As of July 26, 2018, more than 100,000 people have obtained a Remote Pilot Certificate to fly a drone for commercial and recreational use since the Federal Aviation Administration’s (FAA) small drone rule went into effect on August 29, 2016.
A Milestone for the Drone Industry
We mark the certification of 100,000 remote pilots as a huge milestone for the drone industry. The speedy increase in the number of certified drone pilots over the past two years indicates a rapidly growing industry — much of which has been driven by increasing commercial drone applications in industries such as construction, engineering, government, agriculture, and transportation.
According to an annual report by Skyward, commercial drone use will double in the near future, from 10% to almost 20%. Some describe this explosion of drone technology in the commercial sector as the third wave of the drone industry and as a mark of the Fourth Industrial Revolution. This is because drone technology has disrupted the usual standard operating procedures of many industries, in many cases creating safer and more efficient procedures and processes.
Pilot Certification by the Numbers (U.S.)
Based on figures last reported in 2017, the number of certified drone pilots in the U.S. was 69,166. Drone pilot certificates accounted for approximately 10% of all pilot certificates held in 2017. Here is a look at the totals, calculated based on the FAA’s 2017 Active Civil Airmen Statistics.
|Category||Estimated Active Airmen Certificates Held|
|Airplane, Airline Transport||159,825|
|Remote (Drone) Pilots||69,166|
Part 107 Remote Pilot Certification
Commercial drone pilots operating an unmanned aircraft system (UAS) weighing under 55 pounds operate under the Part 107 Small UAS Rule. Under Part 107, the person actually flying a drone must have a Remote Pilot Certificate, or be directly supervised by someone with such a certificate. The majority of drone pilots get certified by studying online materials and then passing an initial aeronautical knowledge test at an FAA approved knowledge testing center.
Drone Pilot Ground School (DPGS) has crafted an online prep course to help you study for the aeronautical knowledge test and walk you through the process of how to get your certification. While the FAA sports an exam success rate of 92%, students who prepare for the exam with DPGS have a 99% success rate! Hear what one of our DPGS had to say about his experience:
Before Drone Pilot Ground School, I started to prepare for my Part 107 with the paperwork from FAA.gov, and I was crazy overwhelmed. I didn’t know where to start. I then researched some online courses for learning about drones and Part 107. That’s when I found DPGS, and I couldn’t be any more happy with my experience. I passed my Part 107 yesterday with flying colors, and it is all thanks to Drone Pilot Ground School! I would recommend this to anybody like me who has no pilot training or in-depth drone knowledge. I will be referring to this site over the years with my drone usage and licensing. And I’ve already recommended it to friends who are interested in using drones commercially. Thank you very much!

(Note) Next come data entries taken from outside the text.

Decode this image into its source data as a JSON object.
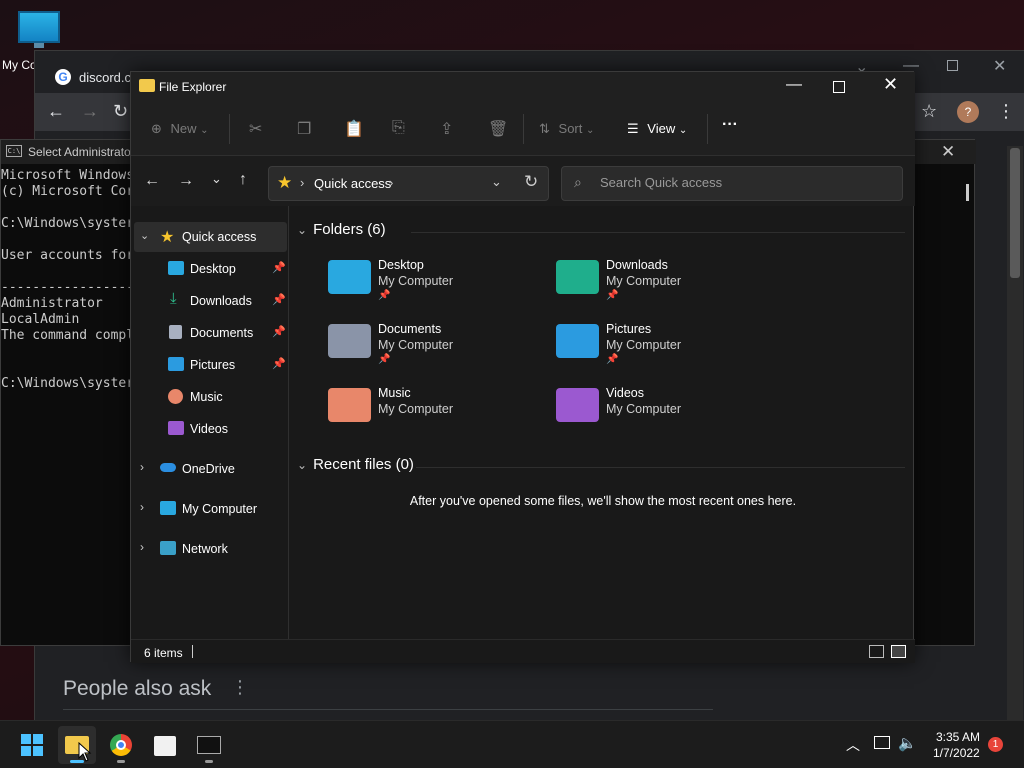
{
  "desktop": {
    "icon_label": "My Co"
  },
  "chrome": {
    "tab_title": "discord.co",
    "people_also_ask": "People also ask",
    "kebab": "⋮"
  },
  "cmd": {
    "title": "Select Administrator",
    "lines": "Microsoft Windows\n(c) Microsoft Cor\n\nC:\\Windows\\syster\n\nUser accounts for\n\n------------------\nAdministrator\nLocalAdmin\nThe command compl\n\n\nC:\\Windows\\syster"
  },
  "explorer": {
    "title": "File Explorer",
    "commands": {
      "new": "New",
      "sort": "Sort",
      "view": "View",
      "more": "···"
    },
    "address": {
      "location": "Quick access"
    },
    "search": {
      "placeholder": "Search Quick access"
    },
    "sidebar": {
      "quick_access": "Quick access",
      "pinned": [
        {
          "label": "Desktop",
          "icon": "desktop-folder-icon"
        },
        {
          "label": "Downloads",
          "icon": "downloads-icon"
        },
        {
          "label": "Documents",
          "icon": "documents-icon"
        },
        {
          "label": "Pictures",
          "icon": "pictures-icon"
        }
      ],
      "unpinned": [
        {
          "label": "Music",
          "icon": "music-icon"
        },
        {
          "label": "Videos",
          "icon": "videos-icon"
        }
      ],
      "onedrive": "OneDrive",
      "my_computer": "My Computer",
      "network": "Network"
    },
    "folders_header": "Folders (6)",
    "folders": [
      {
        "name": "Desktop",
        "location": "My Computer",
        "pinned": true,
        "color": "#29a8e0"
      },
      {
        "name": "Downloads",
        "location": "My Computer",
        "pinned": true,
        "color": "#1fae8c"
      },
      {
        "name": "Documents",
        "location": "My Computer",
        "pinned": true,
        "color": "#8a94a8"
      },
      {
        "name": "Pictures",
        "location": "My Computer",
        "pinned": true,
        "color": "#2b9be0"
      },
      {
        "name": "Music",
        "location": "My Computer",
        "pinned": false,
        "color": "#e8876a"
      },
      {
        "name": "Videos",
        "location": "My Computer",
        "pinned": false,
        "color": "#9b59d0"
      }
    ],
    "recent_header": "Recent files (0)",
    "recent_empty": "After you've opened some files, we'll show the most recent ones here.",
    "status": {
      "count": "6 items"
    }
  },
  "taskbar": {
    "time": "3:35 AM",
    "date": "1/7/2022",
    "notification_count": "1"
  }
}
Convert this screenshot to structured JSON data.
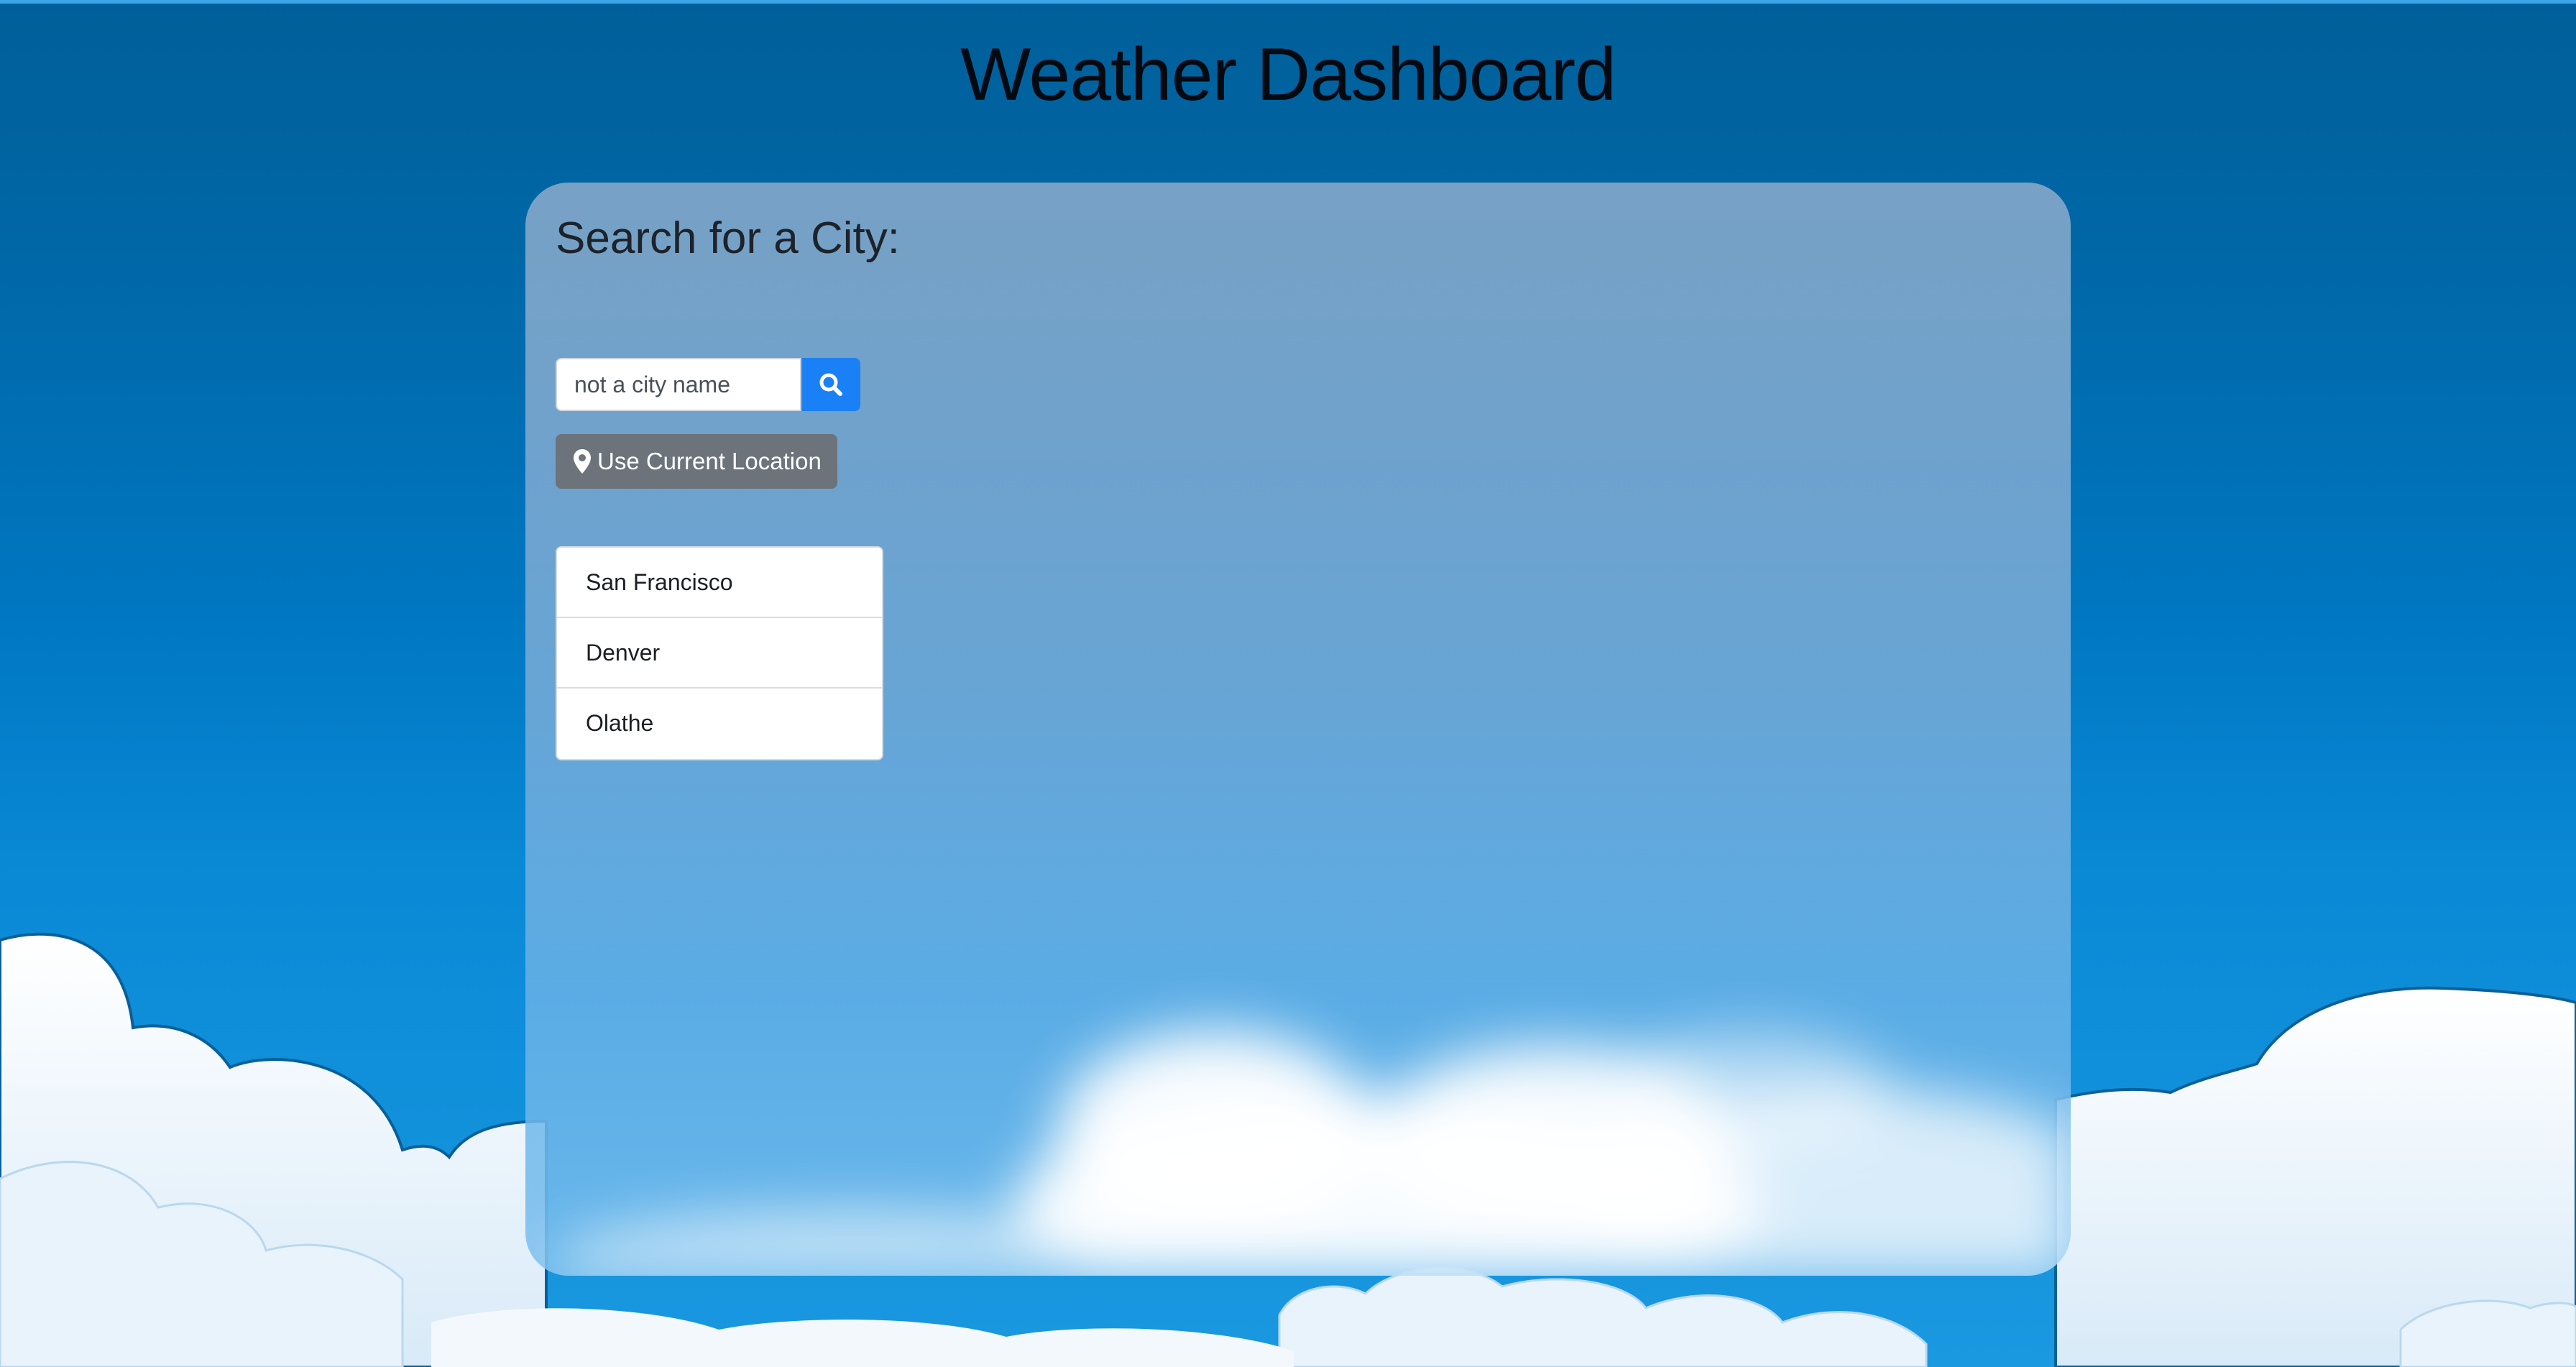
{
  "header": {
    "title": "Weather Dashboard"
  },
  "search": {
    "heading": "Search for a City:",
    "input_value": "not a city name",
    "search_button_icon": "search-icon",
    "location_button_label": "Use Current Location",
    "location_button_icon": "map-marker-icon"
  },
  "history": {
    "items": [
      {
        "label": "San Francisco"
      },
      {
        "label": "Denver"
      },
      {
        "label": "Olathe"
      }
    ]
  },
  "colors": {
    "sky_top": "#005f99",
    "sky_bottom": "#1a98e0",
    "search_button": "#1a80f5",
    "location_button": "#6c737a"
  }
}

— Drone Pilot Ground School Student Review
How to Get Your Drone Pilot License Under The Part 107 Rule
For first time pilots, to become a licensed drone pilot under Part 107, you are required to:
- Pass an initial aeronautical knowledge test at one of around 700 FAA-approved knowledge testing centers across the United States. That’s what the DPGS Part 107 training course prepares you for.
- Undergo Transportation Security Administration (TSA) security screening
- Obtain a Remote Pilot Certificate with a small UAS rating (like existing pilot airman certificates, never expires).
- Pass a recurrent aeronautical knowledge test every 24 months.
- Be at least 16 years old.
- Make available to the FAA, upon request, the small UAS for inspection or testing, and any associated documents/records required to be kept under the proposed rule.
- Report an accident to the FAA within 10 days of any operation that results in injury or property damage over $500.
- Conduct a preflight inspection, to include specific aircraft and control station systems checks, to ensure the small UAS is safe for operation.
Have more questions about how to get your drone pilot license? Visit our Drone Certification Guide — a step-by-step guide to FAA Part 107 for U.S. commercial drone pilots.
Drone Pilot Certification Renewal
It’s important to remember that a Remote Pilot Certificate is valid for two years from the date of issue. Anyone who earned their certificate at the end of August or in September 2016 should review the certification renewal requirements and prepare to take recurrent training or testing.
If you already hold a Part 107 certificate, but do not hold a Part 61 certificate, you are required to take the recurrent Part 107 Knowledge Test at a testing facility within 24 calendar months of your initial certification to continue to exercise the privileges of your Part 107 certificate.
If you already have a Part 61 pilot certificate, and have completed a flight review in the previous 24 months, you have the option to take a small UAS online training course provided by the FAA to obtain your certificate.
For further guidance, visit our article about the details of the recurrent testing and recertification process.
Congratulations to all who obtained their Remote Pilot Certificate over the past two years, and were one of the first 100,000 people to receive their certifications!